PU is a graphic card with programmable interface. Insert it into a slot on
your motherboard, install drivers and gain access to upward from 100 of
processing units sharing 1GB or more of random access memory. It now takes
milliseconds to do what used to take seconds to do. You go from noticeable
delay to no delay at all. This is what happens if GPU processing is an
afterthought: for an average PC system, spend $400 dollars for a mid-range GPU
card and you are in a new world. It is possible to assemble a system that will
drive a stack of high-end GPU units. For an investment of below $100K one can
assemble a supercomputer capable of providing real time quantitative
information for industrial size portfolios.
CUDA is a software interface for GPU. Not every graphic card supports CUDA.
CUDA allows for GPU coding with a version of C++. It is possible to build
applications that run concurrently on CPU and one or more GPUs. There is
straightforward interface for memory exchanges between CPU and GPUs. For later
versions of GPUs, there is interface for memory mapping between CPU and GPUs.
There are barrier, event and stream-based synchronizations, atomic arithmetic
and a constructs for seamless scalability. Threads are extremely lightweight.
For example, it makes sense to create 256 threads to add two vectors in 256
One crucial feature is presence of very fast cache memory of significant size
on every processing core. For example, we no longer do matrix multiplication
by straightforward utilization of definition. Instead, we copy matrix blocks
in cache memory in parallel and then do block-matrix multiplication in
parallel. For numerical techniques this means that triangular factorization
based methods are no longer a good way to invert equations because these are
adapted for consecutive calculations. Matrix multiplication, on the other

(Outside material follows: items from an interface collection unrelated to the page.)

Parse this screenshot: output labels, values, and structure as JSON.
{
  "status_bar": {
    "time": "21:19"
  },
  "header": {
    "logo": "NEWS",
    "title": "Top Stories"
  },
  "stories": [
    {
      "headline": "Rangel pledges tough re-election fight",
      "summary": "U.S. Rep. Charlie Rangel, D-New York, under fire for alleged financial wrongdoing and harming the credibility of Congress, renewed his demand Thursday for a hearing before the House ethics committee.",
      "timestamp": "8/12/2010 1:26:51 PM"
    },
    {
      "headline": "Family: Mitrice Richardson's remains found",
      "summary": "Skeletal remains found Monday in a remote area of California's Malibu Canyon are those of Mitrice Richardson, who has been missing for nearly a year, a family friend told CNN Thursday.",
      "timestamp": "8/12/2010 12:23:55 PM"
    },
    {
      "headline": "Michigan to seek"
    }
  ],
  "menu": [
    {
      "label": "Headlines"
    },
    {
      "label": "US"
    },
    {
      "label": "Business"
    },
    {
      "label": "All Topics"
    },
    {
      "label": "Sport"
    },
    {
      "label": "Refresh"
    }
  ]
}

hand, is ideally suited for calculations with this technology.
To understand limitations of the technology one needs to understand the notion
of warp. The device (GPU) code is executed in groups of 32 threads (called
"warp") controlled by the same command sequence. Thus, every flow control
operation (if,while,for) has potential to split the warp and introduce
substantial performance penalty. If too much of such divergence is encountered
then Cuda runtime throws "global stack overflow" exception. Such exception
requires restarting Cuda runtime. Even though the flow control commands are
available in device code, the programmer is expected to shift most flow
control to host (CPU) and submit code with minimal amount of flow control into
the device. An elaborate example of such separation is presented in the
Scalar product in N
). Naturally, there is no exception throwing or handling in the